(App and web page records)
# # #

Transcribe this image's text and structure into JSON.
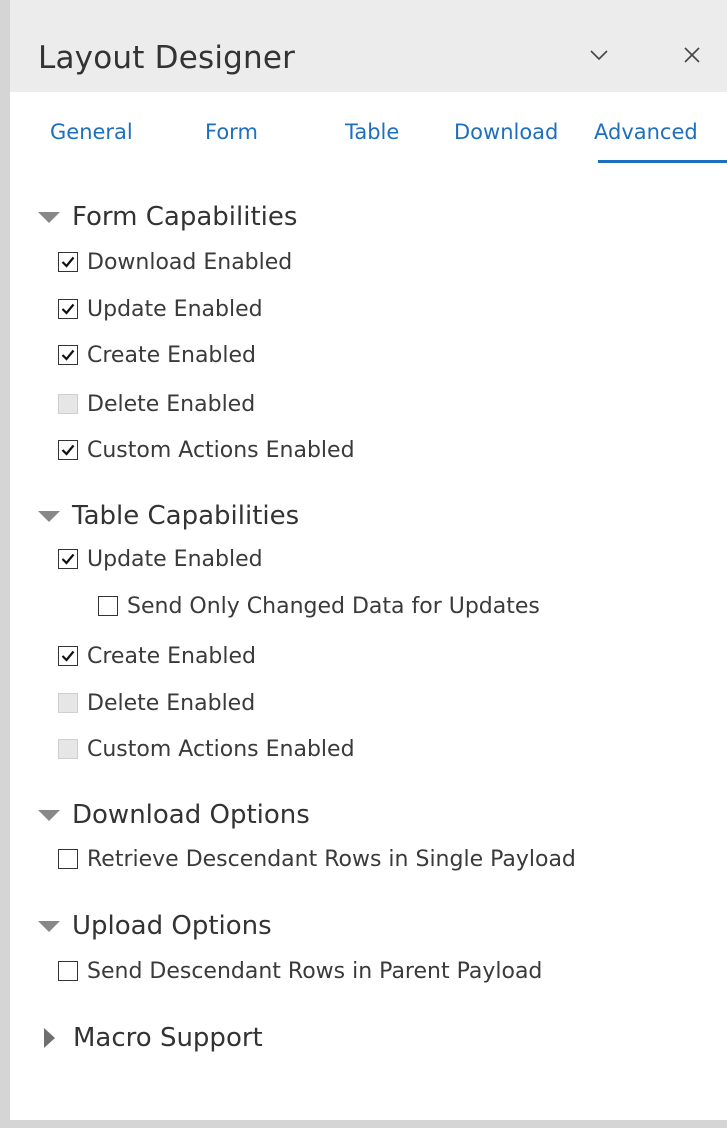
{
  "panel": {
    "title": "Layout Designer",
    "minimize_icon": "chevron-down-icon",
    "close_icon": "close-icon"
  },
  "tabs": [
    {
      "label": "General",
      "active": false
    },
    {
      "label": "Form",
      "active": false
    },
    {
      "label": "Table",
      "active": false
    },
    {
      "label": "Download",
      "active": false
    },
    {
      "label": "Advanced",
      "active": true
    }
  ],
  "colors": {
    "accent": "#1f6fbf",
    "header_bg": "#ececec"
  },
  "sections": {
    "form": {
      "label": "Form Capabilities",
      "expanded": true,
      "options": [
        {
          "label": "Download Enabled",
          "checked": true,
          "disabled": false
        },
        {
          "label": "Update Enabled",
          "checked": true,
          "disabled": false
        },
        {
          "label": "Create Enabled",
          "checked": true,
          "disabled": false
        },
        {
          "label": "Delete Enabled",
          "checked": false,
          "disabled": true
        },
        {
          "label": "Custom Actions Enabled",
          "checked": true,
          "disabled": false
        }
      ]
    },
    "table": {
      "label": "Table Capabilities",
      "expanded": true,
      "options": [
        {
          "label": "Update Enabled",
          "checked": true,
          "disabled": false
        },
        {
          "label": "Send Only Changed Data for Updates",
          "checked": false,
          "disabled": false
        },
        {
          "label": "Create Enabled",
          "checked": true,
          "disabled": false
        },
        {
          "label": "Delete Enabled",
          "checked": false,
          "disabled": true
        },
        {
          "label": "Custom Actions Enabled",
          "checked": false,
          "disabled": true
        }
      ]
    },
    "download": {
      "label": "Download Options",
      "expanded": true,
      "options": [
        {
          "label": "Retrieve Descendant Rows in Single Payload",
          "checked": false,
          "disabled": false
        }
      ]
    },
    "upload": {
      "label": "Upload Options",
      "expanded": true,
      "options": [
        {
          "label": "Send Descendant Rows in Parent Payload",
          "checked": false,
          "disabled": false
        }
      ]
    },
    "macro": {
      "label": "Macro Support",
      "expanded": false
    }
  }
}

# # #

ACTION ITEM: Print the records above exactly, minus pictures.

EXPECTED ANSWER:
Transcribe this image's text and structure into JSON.
{
  "panel": {
    "title": "Layout Designer",
    "minimize_icon": "chevron-down-icon",
    "close_icon": "close-icon"
  },
  "tabs": [
    {
      "label": "General",
      "active": false
    },
    {
      "label": "Form",
      "active": false
    },
    {
      "label": "Table",
      "active": false
    },
    {
      "label": "Download",
      "active": false
    },
    {
      "label": "Advanced",
      "active": true
    }
  ],
  "colors": {
    "accent": "#1f6fbf",
    "header_bg": "#ececec"
  },
  "sections": {
    "form": {
      "label": "Form Capabilities",
      "expanded": true,
      "options": [
        {
          "label": "Download Enabled",
          "checked": true,
          "disabled": false
        },
        {
          "label": "Update Enabled",
          "checked": true,
          "disabled": false
        },
        {
          "label": "Create Enabled",
          "checked": true,
          "disabled": false
        },
        {
          "label": "Delete Enabled",
          "checked": false,
          "disabled": true
        },
        {
          "label": "Custom Actions Enabled",
          "checked": true,
          "disabled": false
        }
      ]
    },
    "table": {
      "label": "Table Capabilities",
      "expanded": true,
      "options": [
        {
          "label": "Update Enabled",
          "checked": true,
          "disabled": false
        },
        {
          "label": "Send Only Changed Data for Updates",
          "checked": false,
          "disabled": false
        },
        {
          "label": "Create Enabled",
          "checked": true,
          "disabled": false
        },
        {
          "label": "Delete Enabled",
          "checked": false,
          "disabled": true
        },
        {
          "label": "Custom Actions Enabled",
          "checked": false,
          "disabled": true
        }
      ]
    },
    "download": {
      "label": "Download Options",
      "expanded": true,
      "options": [
        {
          "label": "Retrieve Descendant Rows in Single Payload",
          "checked": false,
          "disabled": false
        }
      ]
    },
    "upload": {
      "label": "Upload Options",
      "expanded": true,
      "options": [
        {
          "label": "Send Descendant Rows in Parent Payload",
          "checked": false,
          "disabled": false
        }
      ]
    },
    "macro": {
      "label": "Macro Support",
      "expanded": false
    }
  }
}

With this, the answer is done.